The various types of currency pairs and how to trade them


The global forex market is a vast and lucrative entity, and one that boasts a cumulative value in excess of $2.409 quadrillion.

However, did you also know that there are an estimated 170 currencies currently in use across the globe? In the forex market, these comprise various currency pairs across three distinct categories, namely major, minor and exotic assets that can be traded depending on your wider investment outlook.

In this post, we’ll review these different types of currency pairs in greater detail, while asking why you may consider trading them in the marketplace.


1. Major Currencies

There are eight major currencies currently in circulation, seven of which are paired with the US dollar (USD) to form the forex market’s major pairings.

These seven major pairs comprise 68% of the forex market’s total trading volume, while they’re renowned for their incredibly high levels of liquidity and the ease with which the underlying assets can be bought and sold.
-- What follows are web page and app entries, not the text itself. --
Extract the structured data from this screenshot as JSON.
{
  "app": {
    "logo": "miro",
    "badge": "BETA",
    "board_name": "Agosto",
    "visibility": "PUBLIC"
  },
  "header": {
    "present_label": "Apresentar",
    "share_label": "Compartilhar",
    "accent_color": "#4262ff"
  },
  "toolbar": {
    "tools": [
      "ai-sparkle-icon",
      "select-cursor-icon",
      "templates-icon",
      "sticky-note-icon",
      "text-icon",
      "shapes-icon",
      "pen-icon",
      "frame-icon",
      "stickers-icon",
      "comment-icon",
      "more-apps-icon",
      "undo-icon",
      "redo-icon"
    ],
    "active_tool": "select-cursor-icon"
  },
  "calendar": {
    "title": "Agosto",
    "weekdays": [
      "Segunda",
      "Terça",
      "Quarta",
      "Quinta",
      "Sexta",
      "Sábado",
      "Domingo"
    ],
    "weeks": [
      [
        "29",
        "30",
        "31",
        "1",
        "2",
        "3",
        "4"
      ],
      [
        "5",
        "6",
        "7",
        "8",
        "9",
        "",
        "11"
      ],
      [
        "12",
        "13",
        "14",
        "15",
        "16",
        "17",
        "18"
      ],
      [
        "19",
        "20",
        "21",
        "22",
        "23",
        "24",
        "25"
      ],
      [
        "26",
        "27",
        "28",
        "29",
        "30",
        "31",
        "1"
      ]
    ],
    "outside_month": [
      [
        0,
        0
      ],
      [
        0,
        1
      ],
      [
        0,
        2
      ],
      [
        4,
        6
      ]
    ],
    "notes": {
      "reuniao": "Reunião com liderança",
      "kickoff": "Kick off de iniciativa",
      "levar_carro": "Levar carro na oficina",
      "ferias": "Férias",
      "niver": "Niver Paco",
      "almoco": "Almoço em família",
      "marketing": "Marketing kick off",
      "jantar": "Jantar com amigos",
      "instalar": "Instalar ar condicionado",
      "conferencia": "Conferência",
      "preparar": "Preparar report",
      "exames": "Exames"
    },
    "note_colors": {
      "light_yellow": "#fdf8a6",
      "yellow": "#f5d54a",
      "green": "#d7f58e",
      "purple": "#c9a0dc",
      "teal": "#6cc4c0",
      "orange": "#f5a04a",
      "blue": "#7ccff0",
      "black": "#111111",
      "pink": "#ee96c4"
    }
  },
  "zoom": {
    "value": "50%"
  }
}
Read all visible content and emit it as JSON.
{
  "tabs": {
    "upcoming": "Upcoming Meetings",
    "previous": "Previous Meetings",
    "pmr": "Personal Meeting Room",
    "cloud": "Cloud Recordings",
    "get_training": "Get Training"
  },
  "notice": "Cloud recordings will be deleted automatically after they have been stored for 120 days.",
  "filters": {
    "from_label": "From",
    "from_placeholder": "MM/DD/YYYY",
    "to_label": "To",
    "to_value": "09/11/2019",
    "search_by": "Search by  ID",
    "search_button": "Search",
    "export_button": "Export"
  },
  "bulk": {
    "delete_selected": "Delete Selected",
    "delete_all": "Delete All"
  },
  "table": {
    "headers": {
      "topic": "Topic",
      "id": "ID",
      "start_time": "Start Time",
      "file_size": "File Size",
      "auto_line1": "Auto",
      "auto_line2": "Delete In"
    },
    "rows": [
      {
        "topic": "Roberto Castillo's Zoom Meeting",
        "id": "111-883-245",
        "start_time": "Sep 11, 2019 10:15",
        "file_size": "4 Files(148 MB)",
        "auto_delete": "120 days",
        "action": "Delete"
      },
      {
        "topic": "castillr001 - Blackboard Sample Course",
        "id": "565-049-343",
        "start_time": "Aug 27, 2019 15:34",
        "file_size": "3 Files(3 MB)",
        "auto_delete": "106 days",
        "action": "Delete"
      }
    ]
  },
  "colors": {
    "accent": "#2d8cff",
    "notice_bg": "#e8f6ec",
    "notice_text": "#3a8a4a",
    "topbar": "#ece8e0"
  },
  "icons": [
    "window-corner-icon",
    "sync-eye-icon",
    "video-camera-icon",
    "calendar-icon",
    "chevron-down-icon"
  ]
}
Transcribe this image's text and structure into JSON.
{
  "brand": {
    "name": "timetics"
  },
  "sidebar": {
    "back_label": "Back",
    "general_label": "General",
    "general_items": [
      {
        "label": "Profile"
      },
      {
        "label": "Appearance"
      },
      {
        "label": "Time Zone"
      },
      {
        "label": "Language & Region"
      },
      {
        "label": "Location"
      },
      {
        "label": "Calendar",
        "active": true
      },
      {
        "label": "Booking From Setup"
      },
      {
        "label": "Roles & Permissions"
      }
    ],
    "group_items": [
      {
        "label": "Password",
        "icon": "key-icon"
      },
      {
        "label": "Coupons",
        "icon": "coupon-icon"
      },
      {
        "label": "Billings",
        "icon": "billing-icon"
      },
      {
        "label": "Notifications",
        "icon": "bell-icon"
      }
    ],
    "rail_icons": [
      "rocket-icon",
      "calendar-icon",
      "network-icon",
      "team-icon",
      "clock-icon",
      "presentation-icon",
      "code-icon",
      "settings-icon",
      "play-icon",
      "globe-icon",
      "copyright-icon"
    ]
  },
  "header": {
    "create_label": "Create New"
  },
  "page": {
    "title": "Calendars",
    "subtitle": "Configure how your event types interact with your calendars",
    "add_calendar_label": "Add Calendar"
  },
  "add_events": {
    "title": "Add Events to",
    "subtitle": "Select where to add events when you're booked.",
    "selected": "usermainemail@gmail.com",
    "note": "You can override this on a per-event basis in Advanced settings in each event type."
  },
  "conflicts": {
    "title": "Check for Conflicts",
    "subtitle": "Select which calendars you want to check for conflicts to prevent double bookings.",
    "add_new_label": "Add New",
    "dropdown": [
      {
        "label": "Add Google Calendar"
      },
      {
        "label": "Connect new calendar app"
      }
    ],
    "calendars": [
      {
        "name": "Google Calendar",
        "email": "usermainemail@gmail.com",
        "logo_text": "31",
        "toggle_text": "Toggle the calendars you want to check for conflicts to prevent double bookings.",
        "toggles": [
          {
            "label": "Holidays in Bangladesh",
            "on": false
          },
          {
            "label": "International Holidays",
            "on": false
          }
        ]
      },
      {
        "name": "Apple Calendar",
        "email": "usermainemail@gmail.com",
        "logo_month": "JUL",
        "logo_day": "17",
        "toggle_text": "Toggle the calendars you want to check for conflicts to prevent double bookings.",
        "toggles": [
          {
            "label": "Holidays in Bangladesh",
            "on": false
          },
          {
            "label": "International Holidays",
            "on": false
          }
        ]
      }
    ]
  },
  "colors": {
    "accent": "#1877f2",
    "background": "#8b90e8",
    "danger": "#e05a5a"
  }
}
Interestingly, these pairs are also not considered to be particularly volatile, thanks largely to their consistently high trading volumes and the fact that they typically trade within a relatively narrow price range.

To put this into context, one major pair in forex trading is the EUR/USD pair, with this entity the most widely traded currency asset in the world and one that serves as a relative safe haven in a uniquely volatile marketplace. 


2. Minor Currency Pairs

Arguably, the market for minor currency pairs is even more liquid, with this category featuring all of the world’s major currencies (apart from the USD) in a variety of combinations with one another.

In addition to enhanced liquidity, minor currency pairs are typically less commonly traded on a daily basis, while they also showcase higher levels of volatility in the marketplace.

Of course, the absence of the USD from minor pairs has a direct impact on trading volumes, with the greenback currently thought to be on one side of approximately 88% of all currency trades.

These assets are arguably more appealing to relatively risk hungry investors, particularly those that favour currencies such as the British pound (GBP) and the Japanese yen (JPY).


3. Exotic Currency Pairs

We close with exotic pairs, which feature currencies from emerging markets and frontier economies. These are often combined with the USD, with prominent examples including the Mexican peso (MXN/USD) and Thai baht (THB/USD).

Make no mistake; you should only trade such pairings if you have a healthy appetite for risk, as they’re particularly volatile and can experience huge price swings within relatively short periods of time.

As a result, they tend to offer the potential for significant gains from an investor perspective, although this must be considered alongside the increased risk and likelihood of incurring losses.

So, while you can move in exotic pairs as you look to diversify and scale your interests over time, we’d recommend that you avoid this type of asset when starting out in the forex market.